- [Exercise directions] Strip out all images, then restate the data verbatim.

===== Materials provided =====

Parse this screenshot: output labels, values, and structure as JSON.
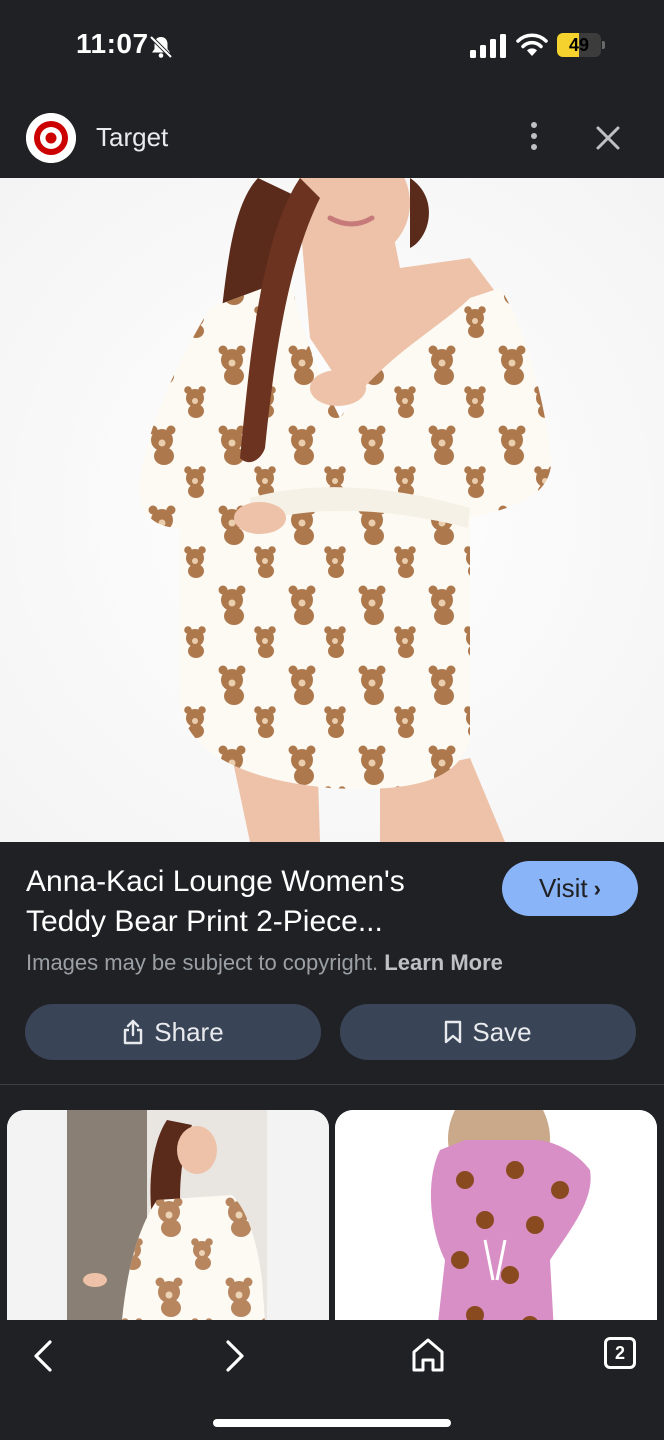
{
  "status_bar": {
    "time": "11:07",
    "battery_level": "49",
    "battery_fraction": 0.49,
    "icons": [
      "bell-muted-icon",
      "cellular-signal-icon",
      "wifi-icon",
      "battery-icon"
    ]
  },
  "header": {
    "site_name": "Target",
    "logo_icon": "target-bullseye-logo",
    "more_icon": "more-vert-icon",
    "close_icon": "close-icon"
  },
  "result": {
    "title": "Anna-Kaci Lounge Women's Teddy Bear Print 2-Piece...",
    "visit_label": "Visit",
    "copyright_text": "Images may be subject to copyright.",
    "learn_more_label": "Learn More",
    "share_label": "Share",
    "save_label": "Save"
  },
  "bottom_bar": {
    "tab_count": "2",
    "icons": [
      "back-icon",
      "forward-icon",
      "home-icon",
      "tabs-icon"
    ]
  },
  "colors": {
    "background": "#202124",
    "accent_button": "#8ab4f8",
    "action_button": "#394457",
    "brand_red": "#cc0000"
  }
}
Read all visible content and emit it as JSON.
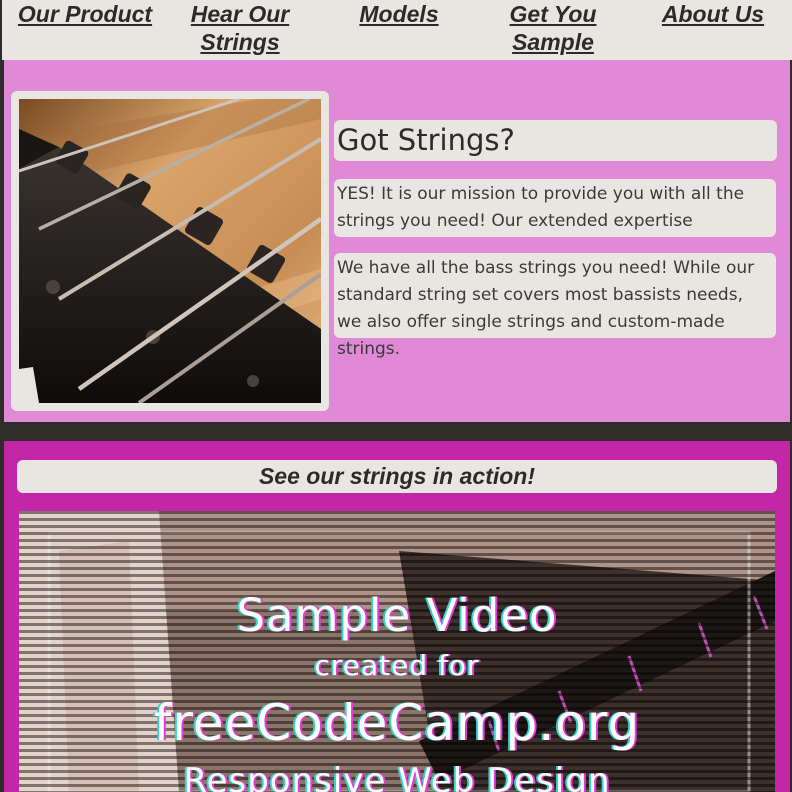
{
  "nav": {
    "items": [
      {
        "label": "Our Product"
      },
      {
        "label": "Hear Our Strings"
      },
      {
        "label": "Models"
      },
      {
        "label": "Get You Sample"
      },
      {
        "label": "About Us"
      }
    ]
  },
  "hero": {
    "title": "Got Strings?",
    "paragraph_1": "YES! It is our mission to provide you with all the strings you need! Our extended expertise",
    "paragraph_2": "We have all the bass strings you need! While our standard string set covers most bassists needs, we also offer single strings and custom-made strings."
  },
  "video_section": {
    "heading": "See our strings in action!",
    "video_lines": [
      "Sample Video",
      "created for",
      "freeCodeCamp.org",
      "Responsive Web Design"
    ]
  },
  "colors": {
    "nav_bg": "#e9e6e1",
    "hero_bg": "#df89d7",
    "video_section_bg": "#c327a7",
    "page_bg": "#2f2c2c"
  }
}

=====

- [Reply]
Parse this screenshot: output labels, values, and structure as JSON.
{
  "status_bar": {
    "time": "11:07",
    "battery_level": "49",
    "battery_fraction": 0.49,
    "icons": [
      "bell-muted-icon",
      "cellular-signal-icon",
      "wifi-icon",
      "battery-icon"
    ]
  },
  "header": {
    "site_name": "Target",
    "logo_icon": "target-bullseye-logo",
    "more_icon": "more-vert-icon",
    "close_icon": "close-icon"
  },
  "result": {
    "title": "Anna-Kaci Lounge Women's Teddy Bear Print 2-Piece...",
    "visit_label": "Visit",
    "copyright_text": "Images may be subject to copyright.",
    "learn_more_label": "Learn More",
    "share_label": "Share",
    "save_label": "Save"
  },
  "bottom_bar": {
    "tab_count": "2",
    "icons": [
      "back-icon",
      "forward-icon",
      "home-icon",
      "tabs-icon"
    ]
  },
  "colors": {
    "background": "#202124",
    "accent_button": "#8ab4f8",
    "action_button": "#394457",
    "brand_red": "#cc0000"
  }
}
Read all visible content and emit it as JSON.
{
  "nav": {
    "items": [
      {
        "label": "Our Product"
      },
      {
        "label": "Hear Our Strings"
      },
      {
        "label": "Models"
      },
      {
        "label": "Get You Sample"
      },
      {
        "label": "About Us"
      }
    ]
  },
  "hero": {
    "title": "Got Strings?",
    "paragraph_1": "YES! It is our mission to provide you with all the strings you need! Our extended expertise",
    "paragraph_2": "We have all the bass strings you need! While our standard string set covers most bassists needs, we also offer single strings and custom-made strings."
  },
  "video_section": {
    "heading": "See our strings in action!",
    "video_lines": [
      "Sample Video",
      "created for",
      "freeCodeCamp.org",
      "Responsive Web Design"
    ]
  },
  "colors": {
    "nav_bg": "#e9e6e1",
    "hero_bg": "#df89d7",
    "video_section_bg": "#c327a7",
    "page_bg": "#2f2c2c"
  }
}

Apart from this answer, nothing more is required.